## [TASK DESCRIPTION]
Within the records that follow, determine how many lines include the word "JSON". State the number and nothing further.
-----
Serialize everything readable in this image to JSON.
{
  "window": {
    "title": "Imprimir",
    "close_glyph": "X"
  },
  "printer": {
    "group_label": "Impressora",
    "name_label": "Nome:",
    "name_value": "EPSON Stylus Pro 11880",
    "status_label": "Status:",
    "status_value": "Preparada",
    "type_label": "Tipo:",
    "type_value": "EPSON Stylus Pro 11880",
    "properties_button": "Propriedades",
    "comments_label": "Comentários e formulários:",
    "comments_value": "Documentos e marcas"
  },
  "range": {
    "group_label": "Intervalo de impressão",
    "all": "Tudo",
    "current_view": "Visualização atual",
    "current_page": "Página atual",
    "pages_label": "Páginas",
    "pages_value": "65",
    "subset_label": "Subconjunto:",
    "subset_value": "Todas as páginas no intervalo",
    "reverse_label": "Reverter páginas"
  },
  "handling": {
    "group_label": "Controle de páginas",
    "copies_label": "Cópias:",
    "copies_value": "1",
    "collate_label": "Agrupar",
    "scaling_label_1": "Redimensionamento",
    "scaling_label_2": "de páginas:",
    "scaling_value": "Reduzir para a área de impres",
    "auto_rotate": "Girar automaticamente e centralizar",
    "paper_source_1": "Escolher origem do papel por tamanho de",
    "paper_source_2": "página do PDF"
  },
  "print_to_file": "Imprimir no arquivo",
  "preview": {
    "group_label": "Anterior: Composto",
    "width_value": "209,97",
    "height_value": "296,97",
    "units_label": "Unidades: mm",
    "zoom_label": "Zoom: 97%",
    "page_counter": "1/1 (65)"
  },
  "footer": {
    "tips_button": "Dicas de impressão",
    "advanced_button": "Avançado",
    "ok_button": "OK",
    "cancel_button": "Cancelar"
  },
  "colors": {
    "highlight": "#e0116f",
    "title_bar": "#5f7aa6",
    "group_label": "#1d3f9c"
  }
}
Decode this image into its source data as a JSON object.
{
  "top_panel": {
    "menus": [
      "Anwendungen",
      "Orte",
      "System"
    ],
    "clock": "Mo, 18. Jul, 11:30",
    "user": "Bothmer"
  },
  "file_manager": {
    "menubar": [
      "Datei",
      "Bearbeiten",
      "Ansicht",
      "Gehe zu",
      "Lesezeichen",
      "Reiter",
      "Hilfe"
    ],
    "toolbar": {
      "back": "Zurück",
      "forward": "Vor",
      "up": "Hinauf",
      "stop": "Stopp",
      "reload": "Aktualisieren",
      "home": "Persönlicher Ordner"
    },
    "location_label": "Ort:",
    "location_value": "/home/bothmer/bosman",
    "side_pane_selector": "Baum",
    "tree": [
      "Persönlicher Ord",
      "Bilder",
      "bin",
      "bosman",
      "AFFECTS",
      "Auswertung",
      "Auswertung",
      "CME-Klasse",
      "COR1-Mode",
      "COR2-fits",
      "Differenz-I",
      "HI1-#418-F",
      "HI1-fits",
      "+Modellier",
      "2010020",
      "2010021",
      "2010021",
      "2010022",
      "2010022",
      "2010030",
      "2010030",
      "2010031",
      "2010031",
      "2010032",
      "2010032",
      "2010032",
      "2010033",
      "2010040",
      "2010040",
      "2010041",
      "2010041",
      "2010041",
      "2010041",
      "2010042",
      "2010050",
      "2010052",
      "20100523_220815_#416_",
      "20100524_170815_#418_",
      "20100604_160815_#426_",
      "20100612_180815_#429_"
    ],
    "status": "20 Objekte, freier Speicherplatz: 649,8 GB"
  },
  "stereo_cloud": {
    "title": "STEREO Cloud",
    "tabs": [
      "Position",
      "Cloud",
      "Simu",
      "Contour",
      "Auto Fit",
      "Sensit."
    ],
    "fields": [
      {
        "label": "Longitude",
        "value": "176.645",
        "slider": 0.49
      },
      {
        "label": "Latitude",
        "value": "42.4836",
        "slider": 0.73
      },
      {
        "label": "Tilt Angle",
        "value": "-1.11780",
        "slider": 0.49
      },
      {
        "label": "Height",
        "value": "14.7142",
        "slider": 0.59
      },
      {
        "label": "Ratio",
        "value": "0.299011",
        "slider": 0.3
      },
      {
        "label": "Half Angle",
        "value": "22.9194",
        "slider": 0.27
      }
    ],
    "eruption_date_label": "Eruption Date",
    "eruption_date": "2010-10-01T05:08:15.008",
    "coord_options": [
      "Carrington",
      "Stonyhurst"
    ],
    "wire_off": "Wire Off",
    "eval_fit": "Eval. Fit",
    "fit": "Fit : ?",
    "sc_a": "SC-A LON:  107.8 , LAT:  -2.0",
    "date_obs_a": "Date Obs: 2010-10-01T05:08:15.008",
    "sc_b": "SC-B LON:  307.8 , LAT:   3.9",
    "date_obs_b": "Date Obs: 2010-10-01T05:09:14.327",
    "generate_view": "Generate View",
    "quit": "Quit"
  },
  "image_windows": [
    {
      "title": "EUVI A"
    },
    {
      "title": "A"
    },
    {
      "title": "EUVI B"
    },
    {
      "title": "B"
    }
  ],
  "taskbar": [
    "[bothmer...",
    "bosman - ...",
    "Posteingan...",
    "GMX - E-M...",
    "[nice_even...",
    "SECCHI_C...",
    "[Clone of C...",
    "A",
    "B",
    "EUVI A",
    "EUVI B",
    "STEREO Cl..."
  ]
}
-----
## [SOLVED EXERCISE]
2